In the beginning, would you like to say to STH about yourself to our readers? Such as who you are / where you are from / what you are doing recently.
Hi! My name is Alison Scarpulla. I am a 35mm film photographer born and raised in New York. I have lived in Cleveland, O.H. for the last six years. I utilizes experimental techniques such as multiple exposure and color play to create surreal, evocative and emotional photography. I have shot film as a freelance photographer for 12 years. I am also a amateur floral designer.
As we can see, there’s lots of flowers in your photos, Why choose flowers?
Flowers fill me with an intensity of emotions, like poetry. They instantly captivate my attention. As a nature enthusiast, flowers represent so much to me. They are the ultimate form of impermanence, yet the life blood of reproducing so many species of plants. Flora are a main reproductive element throughout the entire plant kingdom. Each flower is specifically designed by nature to entice pollinators. They are such a vital part of the earths eco-system and it’s cycle. In most circumstances a flower will only bloom once a year (sometimes for only a day), and even once in a lifetime. There are irregularities within each petal, stalk, smell and shape just like us. I feel drawn to flowers in an instinctive way. They pull me in and I’m guided by my eye to create compositions of them.
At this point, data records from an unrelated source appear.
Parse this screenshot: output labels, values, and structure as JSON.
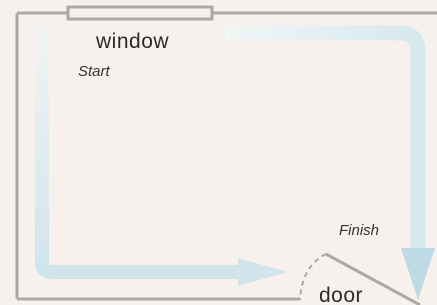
{
  "labels": {
    "window": "window",
    "start": "Start",
    "finish": "Finish",
    "door": "door"
  },
  "colors": {
    "background": "#f7f1ee",
    "walls": "#a9a9a9",
    "path": "#cfe4ec",
    "path_light": "#e6f0f2",
    "door_swing": "#a9a9a9"
  },
  "icons": {
    "start_path": "arrow-path-down-right",
    "finish_path": "arrow-path-right-down"
  }
}
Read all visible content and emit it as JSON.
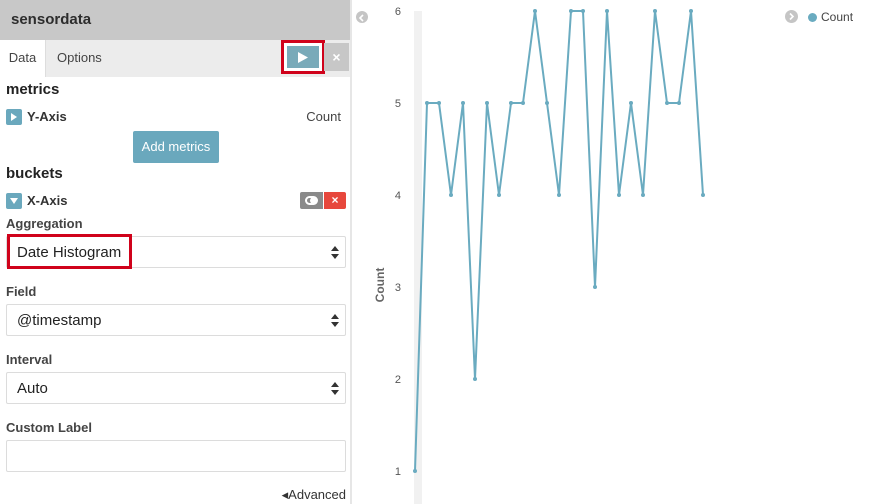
{
  "sidebar": {
    "title": "sensordata",
    "tabs": [
      {
        "label": "Data"
      },
      {
        "label": "Options"
      }
    ],
    "apply_icon": "play-icon",
    "discard_icon": "close-icon",
    "discard_label": "×",
    "metrics": {
      "title": "metrics",
      "y_axis": {
        "label": "Y-Axis",
        "value": "Count"
      },
      "add_button": "Add metrics"
    },
    "buckets": {
      "title": "buckets",
      "x_axis": {
        "label": "X-Axis",
        "remove_label": "×"
      },
      "aggregation": {
        "label": "Aggregation",
        "value": "Date Histogram"
      },
      "field": {
        "label": "Field",
        "value": "@timestamp"
      },
      "interval": {
        "label": "Interval",
        "value": "Auto"
      },
      "custom_label": {
        "label": "Custom Label",
        "value": ""
      },
      "advanced": "◂Advanced"
    }
  },
  "legend": {
    "label": "Count",
    "color": "#6aabc0"
  },
  "chart_data": {
    "type": "line",
    "ylabel": "Count",
    "ylim": [
      1,
      6
    ],
    "yticks": [
      1,
      2,
      3,
      4,
      5,
      6
    ],
    "series": [
      {
        "name": "Count",
        "color": "#6aabc0",
        "values": [
          1,
          5,
          5,
          4,
          5,
          2,
          5,
          4,
          5,
          5,
          6,
          5,
          4,
          6,
          6,
          3,
          6,
          4,
          5,
          4,
          6,
          5,
          5,
          6,
          4
        ]
      }
    ]
  }
}
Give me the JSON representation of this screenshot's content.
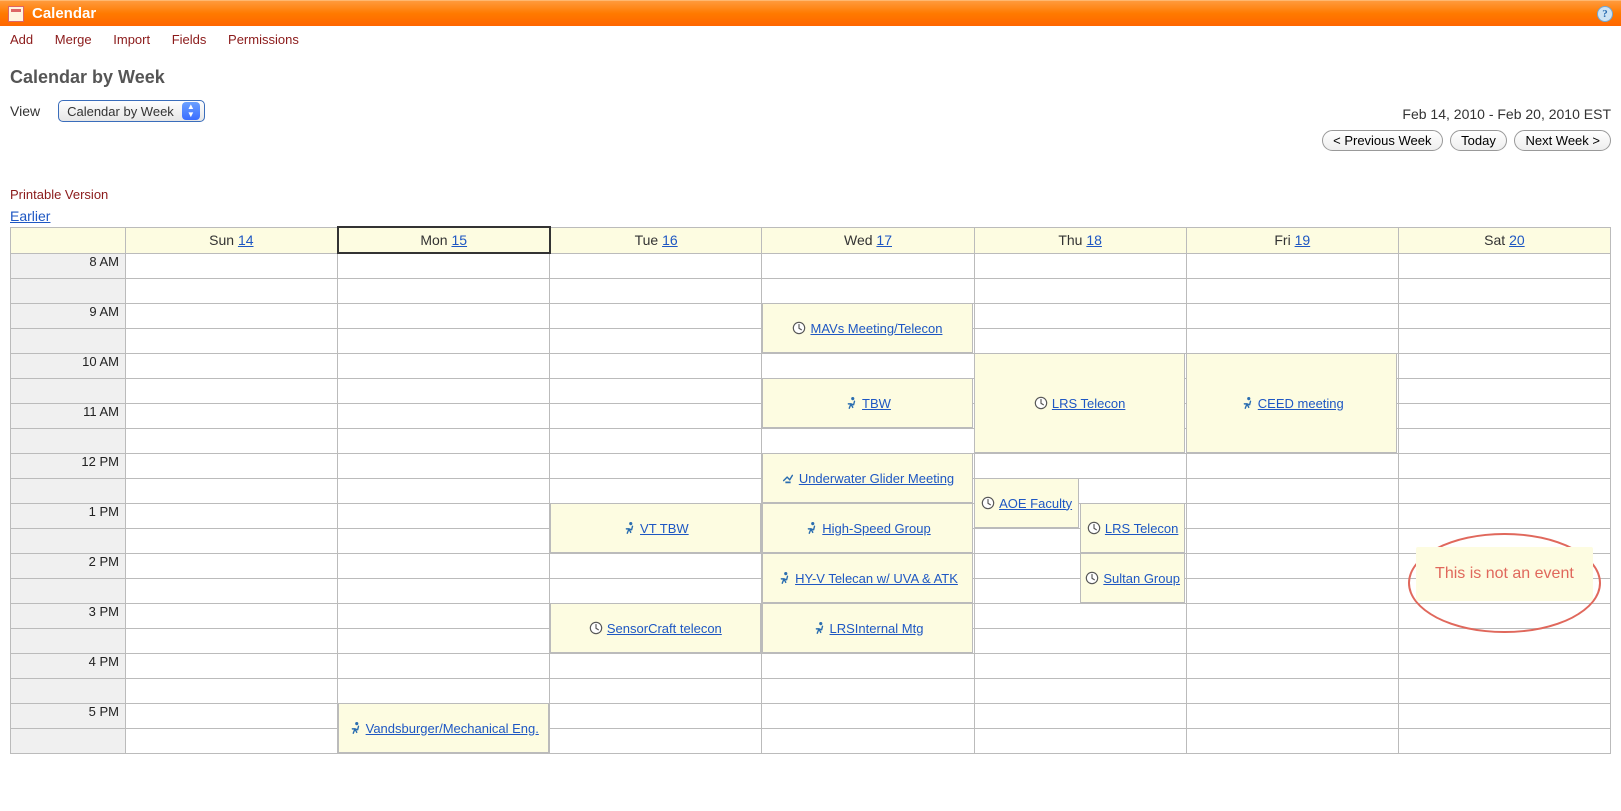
{
  "title": "Calendar",
  "actions": [
    "Add",
    "Merge",
    "Import",
    "Fields",
    "Permissions"
  ],
  "page_title": "Calendar by Week",
  "view_label": "View",
  "view_selected": "Calendar by Week",
  "date_range": "Feb 14, 2010 - Feb 20, 2010 EST",
  "nav": {
    "prev": "< Previous Week",
    "today": "Today",
    "next": "Next Week >"
  },
  "printable": "Printable Version",
  "earlier": "Earlier",
  "days": [
    {
      "short": "Sun",
      "num": "14"
    },
    {
      "short": "Mon",
      "num": "15"
    },
    {
      "short": "Tue",
      "num": "16"
    },
    {
      "short": "Wed",
      "num": "17"
    },
    {
      "short": "Thu",
      "num": "18"
    },
    {
      "short": "Fri",
      "num": "19"
    },
    {
      "short": "Sat",
      "num": "20"
    }
  ],
  "today_index": 1,
  "hours": [
    "8 AM",
    "9 AM",
    "10 AM",
    "11 AM",
    "12 PM",
    "1 PM",
    "2 PM",
    "3 PM",
    "4 PM",
    "5 PM"
  ],
  "events": [
    {
      "day": 3,
      "start": 9.0,
      "end": 10.0,
      "icon": "clock",
      "label": "MAVs Meeting/Telecon"
    },
    {
      "day": 3,
      "start": 10.5,
      "end": 11.5,
      "icon": "run",
      "label": "TBW"
    },
    {
      "day": 4,
      "start": 10.0,
      "end": 12.0,
      "icon": "clock",
      "label": "LRS Telecon"
    },
    {
      "day": 5,
      "start": 10.0,
      "end": 12.0,
      "icon": "run",
      "label": "CEED meeting"
    },
    {
      "day": 3,
      "start": 12.0,
      "end": 13.0,
      "icon": "misc",
      "label": "Underwater Glider Meeting"
    },
    {
      "day": 4,
      "start": 12.5,
      "end": 13.5,
      "icon": "clock",
      "label": "AOE Faculty",
      "half": "left"
    },
    {
      "day": 4,
      "start": 13.0,
      "end": 14.0,
      "icon": "clock",
      "label": "LRS Telecon",
      "half": "right"
    },
    {
      "day": 2,
      "start": 13.0,
      "end": 14.0,
      "icon": "run",
      "label": "VT TBW"
    },
    {
      "day": 3,
      "start": 13.0,
      "end": 14.0,
      "icon": "run",
      "label": "High-Speed Group"
    },
    {
      "day": 4,
      "start": 14.0,
      "end": 15.0,
      "icon": "clock",
      "label": "Sultan Group",
      "half": "right"
    },
    {
      "day": 3,
      "start": 14.0,
      "end": 15.0,
      "icon": "run",
      "label": "HY-V Telecan w/ UVA & ATK"
    },
    {
      "day": 2,
      "start": 15.0,
      "end": 16.0,
      "icon": "clock",
      "label": "SensorCraft telecon"
    },
    {
      "day": 3,
      "start": 15.0,
      "end": 16.0,
      "icon": "run",
      "label": "LRSInternal Mtg"
    },
    {
      "day": 1,
      "start": 17.0,
      "end": 18.0,
      "icon": "run",
      "label": "Vandsburger/Mechanical Eng."
    }
  ],
  "annotation": "This is not an event"
}
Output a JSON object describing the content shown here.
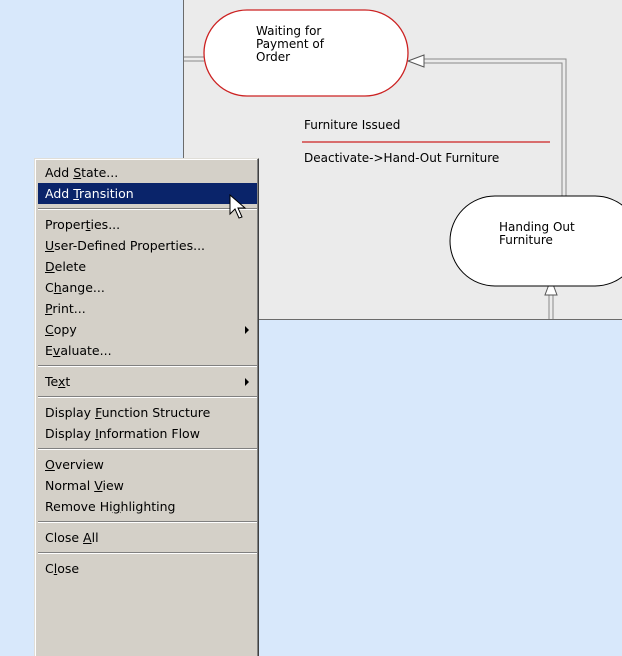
{
  "diagram": {
    "nodes": [
      {
        "id": "waiting",
        "lines": [
          "Waiting for",
          "Payment of",
          "Order"
        ],
        "border_color": "#cc2222"
      },
      {
        "id": "handing",
        "lines": [
          "Handing Out",
          "Furniture"
        ],
        "border_color": "#000000"
      }
    ],
    "transition": {
      "event": "Furniture Issued",
      "action": "Deactivate->Hand-Out Furniture",
      "divider_color": "#cc2222"
    }
  },
  "context_menu": {
    "highlight_color": "#0a246a",
    "groups": [
      [
        {
          "label": "Add State...",
          "underline": "S",
          "submenu": false,
          "highlighted": false
        },
        {
          "label": "Add Transition",
          "underline": "T",
          "submenu": false,
          "highlighted": true
        }
      ],
      [
        {
          "label": "Properties...",
          "underline": "t",
          "submenu": false,
          "highlighted": false
        },
        {
          "label": "User-Defined Properties...",
          "underline": "U",
          "submenu": false,
          "highlighted": false
        },
        {
          "label": "Delete",
          "underline": "D",
          "submenu": false,
          "highlighted": false
        },
        {
          "label": "Change...",
          "underline": "h",
          "submenu": false,
          "highlighted": false
        },
        {
          "label": "Print...",
          "underline": "P",
          "submenu": false,
          "highlighted": false
        },
        {
          "label": "Copy",
          "underline": "C",
          "submenu": true,
          "highlighted": false
        },
        {
          "label": "Evaluate...",
          "underline": "v",
          "submenu": false,
          "highlighted": false
        }
      ],
      [
        {
          "label": "Text",
          "underline": "x",
          "submenu": true,
          "highlighted": false
        }
      ],
      [
        {
          "label": "Display Function Structure",
          "underline": "F",
          "submenu": false,
          "highlighted": false
        },
        {
          "label": "Display Information Flow",
          "underline": "I",
          "submenu": false,
          "highlighted": false
        }
      ],
      [
        {
          "label": "Overview",
          "underline": "O",
          "submenu": false,
          "highlighted": false
        },
        {
          "label": "Normal View",
          "underline": "V",
          "submenu": false,
          "highlighted": false
        },
        {
          "label": "Remove Highlighting",
          "underline": "g",
          "submenu": false,
          "highlighted": false
        }
      ],
      [
        {
          "label": "Close All",
          "underline": "A",
          "submenu": false,
          "highlighted": false
        }
      ],
      [
        {
          "label": "Close",
          "underline": "l",
          "submenu": false,
          "highlighted": false
        }
      ]
    ]
  }
}
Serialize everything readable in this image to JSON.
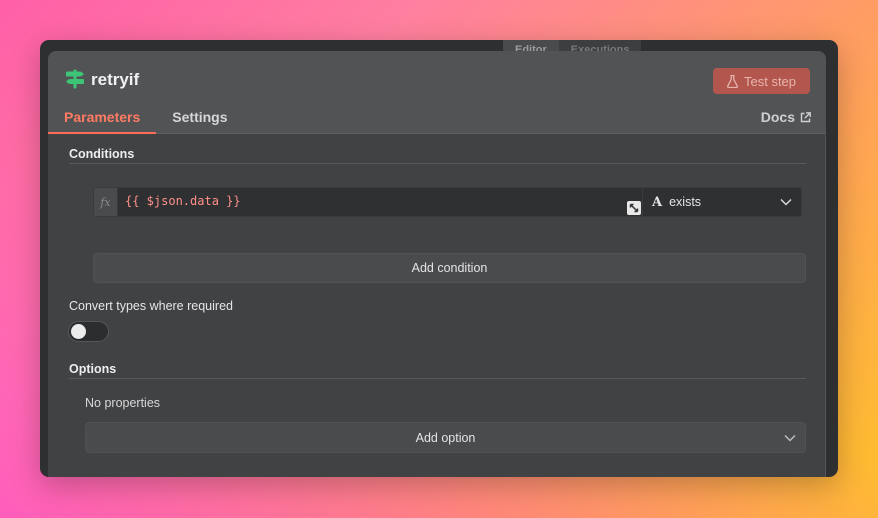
{
  "back_tabs": [
    "Editor",
    "Executions"
  ],
  "node": {
    "title": "retryif",
    "icon": "signpost-icon",
    "accent_color": "#3dc476"
  },
  "header": {
    "test_step_label": "Test step",
    "tabs": [
      {
        "label": "Parameters",
        "active": true
      },
      {
        "label": "Settings",
        "active": false
      }
    ],
    "docs_label": "Docs"
  },
  "conditions": {
    "section_title": "Conditions",
    "expression_prefix": "fx",
    "expression_value": "{{ $json.data }}",
    "operator_type_icon": "A",
    "operator_label": "exists",
    "add_condition_label": "Add condition"
  },
  "convert_types": {
    "label": "Convert types where required",
    "enabled": false
  },
  "options": {
    "section_title": "Options",
    "empty_text": "No properties",
    "add_option_label": "Add option"
  },
  "colors": {
    "accent": "#ff6d5a",
    "test_button": "#b3564e"
  }
}
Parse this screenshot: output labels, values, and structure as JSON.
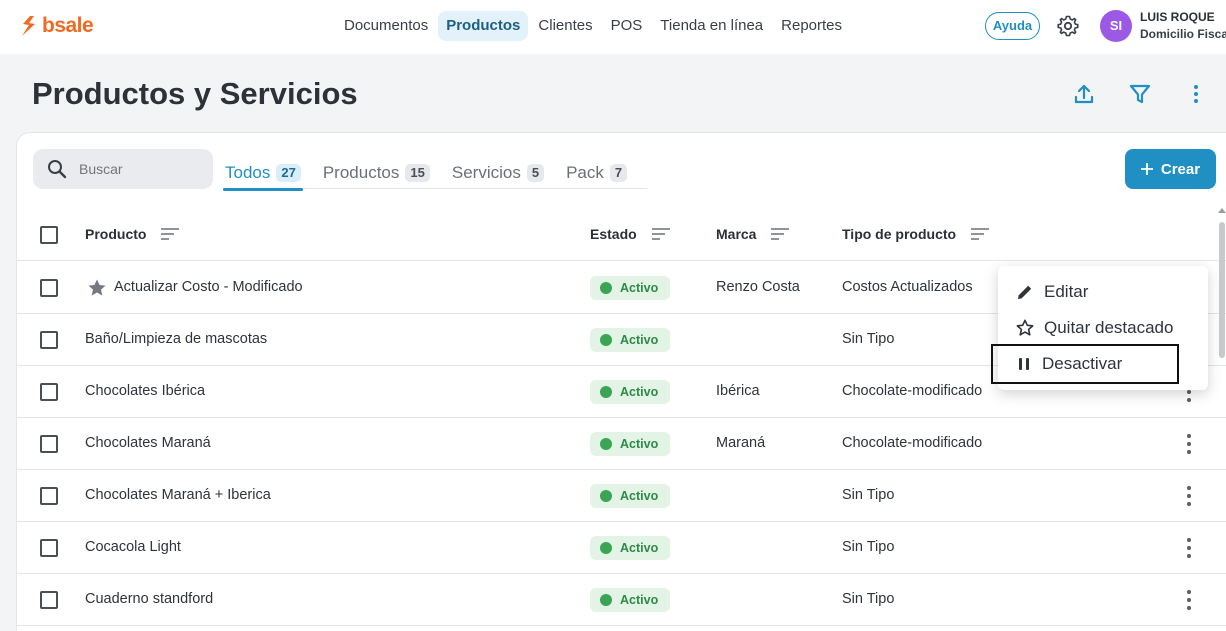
{
  "app": {
    "logo": "bsale",
    "brand_color": "#f26a21",
    "accent_color": "#1f8fc4"
  },
  "nav": [
    {
      "label": "Documentos",
      "active": false
    },
    {
      "label": "Productos",
      "active": true
    },
    {
      "label": "Clientes",
      "active": false
    },
    {
      "label": "POS",
      "active": false
    },
    {
      "label": "Tienda en línea",
      "active": false
    },
    {
      "label": "Reportes",
      "active": false
    }
  ],
  "header": {
    "help": "Ayuda",
    "avatar_initials": "SI",
    "user_name": "LUIS ROQUE",
    "user_office": "Domicilio Fiscal"
  },
  "page": {
    "title": "Productos y Servicios"
  },
  "search": {
    "placeholder": "Buscar"
  },
  "tabs": [
    {
      "label": "Todos",
      "count": "27",
      "active": true
    },
    {
      "label": "Productos",
      "count": "15",
      "active": false
    },
    {
      "label": "Servicios",
      "count": "5",
      "active": false
    },
    {
      "label": "Pack",
      "count": "7",
      "active": false
    }
  ],
  "create_button": "Crear",
  "table": {
    "columns": [
      "Producto",
      "Estado",
      "Marca",
      "Tipo de producto"
    ],
    "rows": [
      {
        "product": "Actualizar Costo - Modificado",
        "featured": true,
        "status": "Activo",
        "brand": "Renzo Costa",
        "type": "Costos Actualizados"
      },
      {
        "product": "Baño/Limpieza de mascotas",
        "featured": false,
        "status": "Activo",
        "brand": "",
        "type": "Sin Tipo"
      },
      {
        "product": "Chocolates Ibérica",
        "featured": false,
        "status": "Activo",
        "brand": "Ibérica",
        "type": "Chocolate-modificado"
      },
      {
        "product": "Chocolates Maraná",
        "featured": false,
        "status": "Activo",
        "brand": "Maraná",
        "type": "Chocolate-modificado"
      },
      {
        "product": "Chocolates Maraná + Iberica",
        "featured": false,
        "status": "Activo",
        "brand": "",
        "type": "Sin Tipo"
      },
      {
        "product": "Cocacola Light",
        "featured": false,
        "status": "Activo",
        "brand": "",
        "type": "Sin Tipo"
      },
      {
        "product": "Cuaderno standford",
        "featured": false,
        "status": "Activo",
        "brand": "",
        "type": "Sin Tipo"
      }
    ]
  },
  "context_menu": {
    "items": [
      {
        "label": "Editar",
        "icon": "pencil-icon"
      },
      {
        "label": "Quitar destacado",
        "icon": "star-outline-icon"
      },
      {
        "label": "Desactivar",
        "icon": "pause-icon"
      }
    ]
  }
}
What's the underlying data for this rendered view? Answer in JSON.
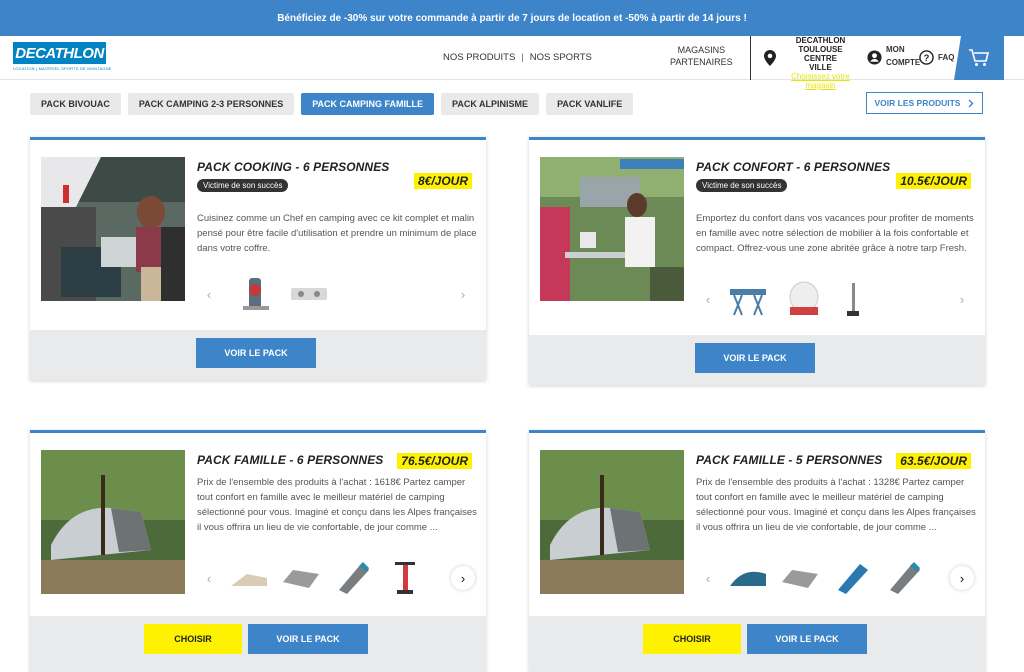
{
  "promo": "Bénéficiez de -30% sur votre commande à partir de 7 jours de location et -50% à partir de 14 jours !",
  "header": {
    "logo": "DECATHLON",
    "logo_tagline": "LOCATION | MATÉRIEL SPORTS DE MONTAGNE",
    "nav": [
      "NOS PRODUITS",
      "NOS SPORTS"
    ],
    "nav_sep": "|",
    "magasins": [
      "MAGASINS",
      "PARTENAIRES"
    ],
    "store_name": [
      "DECATHLON",
      "TOULOUSE CENTRE",
      "VILLE"
    ],
    "store_choose": [
      "Choisissez votre",
      "magasin"
    ],
    "account": [
      "MON",
      "COMPTE"
    ],
    "faq": "FAQ"
  },
  "tabs": [
    {
      "label": "PACK BIVOUAC",
      "active": false
    },
    {
      "label": "PACK CAMPING 2-3 PERSONNES",
      "active": false
    },
    {
      "label": "PACK CAMPING FAMILLE",
      "active": true
    },
    {
      "label": "PACK ALPINISME",
      "active": false
    },
    {
      "label": "PACK VANLIFE",
      "active": false
    }
  ],
  "see_products": "VOIR LES PRODUITS",
  "cards": [
    {
      "title": "PACK COOKING - 6 PERSONNES",
      "price": "8€/JOUR",
      "badge": "Victime de son succès",
      "desc": "Cuisinez comme un Chef en camping avec ce kit complet et malin pensé pour être facile d'utilisation et prendre un minimum de place dans votre coffre.",
      "products": [
        "cookware-stack",
        "camping-stove"
      ],
      "choose": null,
      "see_pack": "VOIR LE PACK"
    },
    {
      "title": "PACK CONFORT - 6 PERSONNES",
      "price": "10.5€/JOUR",
      "badge": "Victime de son succès",
      "desc": "Emportez du confort dans vos vacances pour profiter de moments en famille avec notre sélection de mobilier à la fois confortable et compact. Offrez-vous une zone abritée grâce à notre tarp Fresh.",
      "products": [
        "folding-table",
        "cooler-box",
        "tarp-pole"
      ],
      "choose": null,
      "see_pack": "VOIR LE PACK"
    },
    {
      "title": "PACK FAMILLE - 6 PERSONNES",
      "price": "76.5€/JOUR",
      "badge": null,
      "desc": "Prix de l'ensemble des produits à l'achat : 1618€ Partez camper tout confort en famille avec le meilleur matériel de camping sélectionné pour vous. Imaginé et conçu dans les Alpes françaises il vous offrira un lieu de vie confortable, de jour comme ...",
      "products": [
        "tent",
        "air-mattress",
        "sleeping-bag",
        "pump"
      ],
      "choose": "CHOISIR",
      "see_pack": "VOIR LE PACK"
    },
    {
      "title": "PACK FAMILLE - 5 PERSONNES",
      "price": "63.5€/JOUR",
      "badge": null,
      "desc": "Prix de l'ensemble des produits à l'achat : 1328€ Partez camper tout confort en famille avec le meilleur matériel de camping sélectionné pour vous. Imaginé et conçu dans les Alpes françaises il vous offrira un lieu de vie confortable, de jour comme ...",
      "products": [
        "tent",
        "air-mattress",
        "sleeping-mat",
        "sleeping-bag"
      ],
      "choose": "CHOISIR",
      "see_pack": "VOIR LE PACK"
    }
  ],
  "colors": {
    "brand": "#3e84c9",
    "yellow": "#fff200",
    "logo_blue": "#0082c3"
  }
}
What kind of role do the flowers play in your works?
There was a long time that I was taking photographs that felt contrived to me. I fell into a depression and I lost interest in creating conceptualized art. I needed to start digging into the voice of my creative intuition. What felt most comforting and honest was to photograph flowers and plants. I realized how a lot of people don’t spend time truly taking in the details of their surroundings. This lead me to dive into a form of my reality where I studied the microcosm within each object. When I slow down, I can immerse myself in an environment and connect to what speaks to me. I allow the time to focus in on every element of my surroundings. Creating this way feels like medicine to me.
I think you would like to put flowers and body together in your photos. Why ? How does the inspiration appear?
I feel that as a collective society, we are greatly separated from our connection to the earth. Our innate instinct has been stripped from us and turned into a fast paced commercialized society that universally feeds upon our disconnection to ourselves and our roots. Choosing to combine flora with the human body is a way of bringing an essential re-connection with our primitive form.
How do you choose the place to take photos ?
I wait for the right moment to appear. I spend a lot of time alone at home with many plants and flowers. I tune into the light When the light creates a composition, I will photograph it. I also travel by car every spring with the goal of catching special blooms and incredible environments. I always wait for the right moment to appear, and then photograph whatever subject entices me. Much of my work is momentary and intuitive with no conceptualization behind it.
Are these photos about flowers in series project or separately single photo?
You could say that my photographs of flowers are meant to read as a single image, but ultimately they are an open ended series that will continue to grow into whatever shape it wants to form.
Why did you decide to shoot with a film camera instead of digital ones? which camera do you use usually? And how about film? Do you like Kodak Portra?
Shooting film feels ingrained in me. I started using film and developing in a darkroom over a decade ago. Since then, I just knew it was for me. I don’t even consider digital because I’ve never owned a digital slr. I think both digital and film have their benefits within photography, yet develop two completely different final photographs. Film has a life of it’s own. It has a texture and depth that cannot be re-created. I fell in love with the entire process of film photography and have stuck with it. I love using Kodak Portra film, it’s my favorite.
We can see a lot of double espoused photos combining flowers and portrait. How do you decide which photo to be combined with another photo? Is there any rule in it?
If you would ask a professional, they would tell you that there are rules to multiple exposure. Yet, I don’t follow any of them. I approach multiple exposures the same way I would in any creative situation. As I had mentioned above, I am captivated by the detail in whichever environment I am in. While photographing a subject, I will pick a texture or come up with an idea that pulls from my surroundings. I layer frames in my head to create a multi-depth experience within a single photograph. It’s always a unique process. I can compose the frame to the best of my ability, but never really know how the photograph will translate until I see the developed negative. It feels like a way of letting the film and light take over to make what it naturally will.
What kind of flower do you like the best?
Oh, what a hard question !!! I would have to say magnolias and lilacs in the spring, ranunculus and peonies in the summer. Shell ginger flowers, lemon tree flowers and wisteria. All blooming cacti and succulents. Honestly, All flowers.